Brown had already alerted colleagues back on UD’s campus, who started to mobilize to bring another type of a robot, called a remotely operated vehicle (ROV), to Little Cayman. Fortunately, UD has one of the larger fleets among seagoing universities with a total of six underwater vehicles.
Art Trembanis and Carter DuVal of the School of Marine Science and Policy came down to Little Cayman to help, and their frequent collaborator Val Schmidt of the University of New Hampshire helped calculate areas to search. Undergraduate students assisted in preparations for the search and recovery effort.
“It was a real team effort all around,” Trembanis said.
The ROV is connected by a long cable to a ship and controlled by a joystick. Operators maneuver it while viewing the ocean through its camera, and the device has a short arm off the front for clamping down onto objects.
With the search area pinpointed and the team convened, they set out on the fourth day to recover the AUV. After about 40 minutes of searching along the limestone wall, DuVal, an oceanography graduate student, asked “Is that something?” as he operated the ROV and saw the faint outline of the missing robot on the screen.
From there, the question was whether the small arm would be able to pry the AUV out of the cave.
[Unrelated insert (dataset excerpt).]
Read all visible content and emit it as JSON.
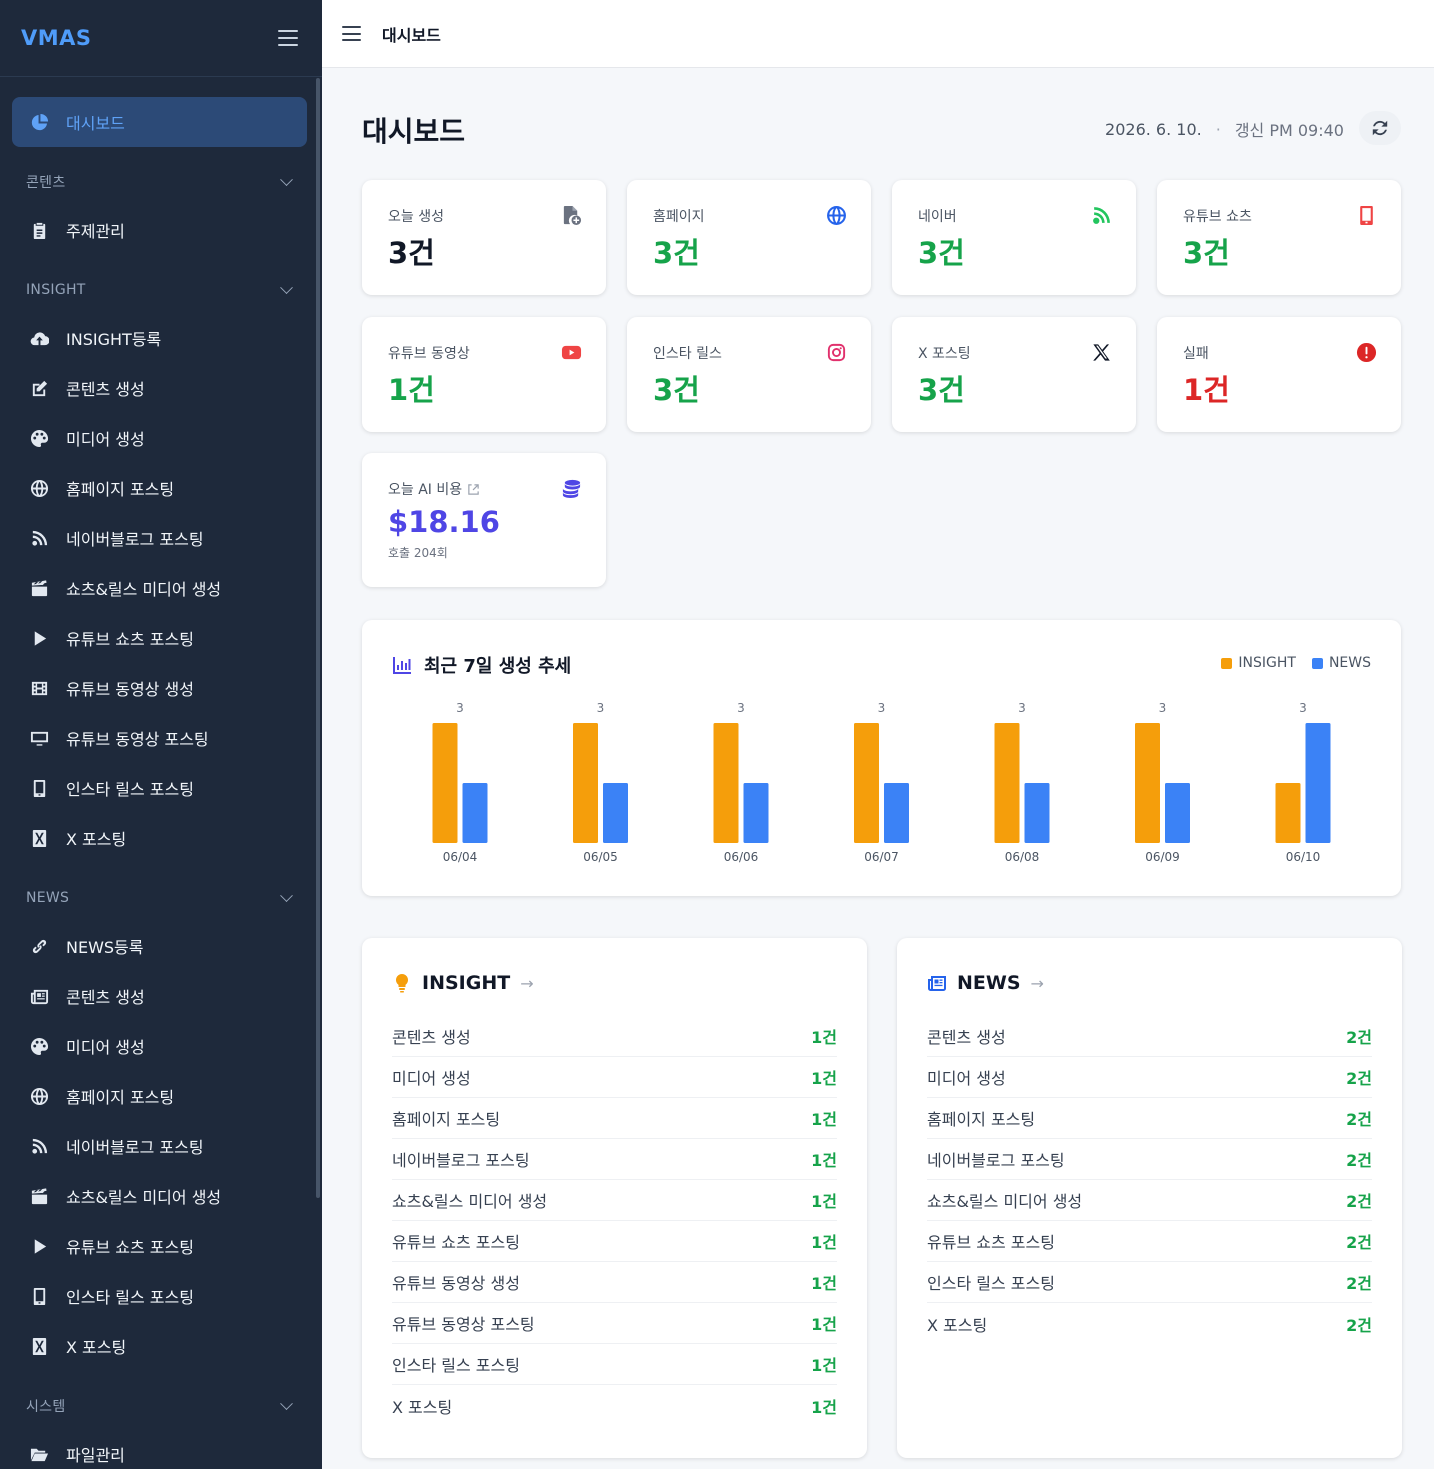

The operation is comparable to arcade claw machines where a joystick is used to try to grab a stuffed animal or toy but with limited visibility, strong ocean currents and slippery conditions.
“I made a go at it, and I was lucky that I hit the bar on that first grab,” DuVal said.
With the ROV’s cable stretched nearly to the limit, DuVal carefully teased the AUV off the wall at a depth of 506 feet and brought it to the surface. With a buoyancy difference between the two robots, the recovery was tricky all the way up.
Eventually, they brought it safely on board with only minor scratches to the plastic parts. The four-day recovery showed that knowing how to retrieve a missing robot is just as important as knowing how send it on a mission in the first place.
The team shared their story in the March 2014 issue of Ocean News and Technology to help other underwater robotics user that might face similar situations in the future. Still, there are no guarantees when it comes to ocean research.
Trembanis points out that the field of oceanography has a legacy of managing risks against the rewards, ever since the first worldwide ocean research expedition set sail on the HMS Challenger with no GPS or weather forecasts in the late 1800s.
“People have always been pushing the technological boundaries to deal with this under-sampled ocean that we have,” Trembanis said. “But there’s a saying in oceanography: ‘Don’t put it over the side unless you’re prepared to lose it.’”
Article and video by Teresa Messmore
Photo by Matt Oliver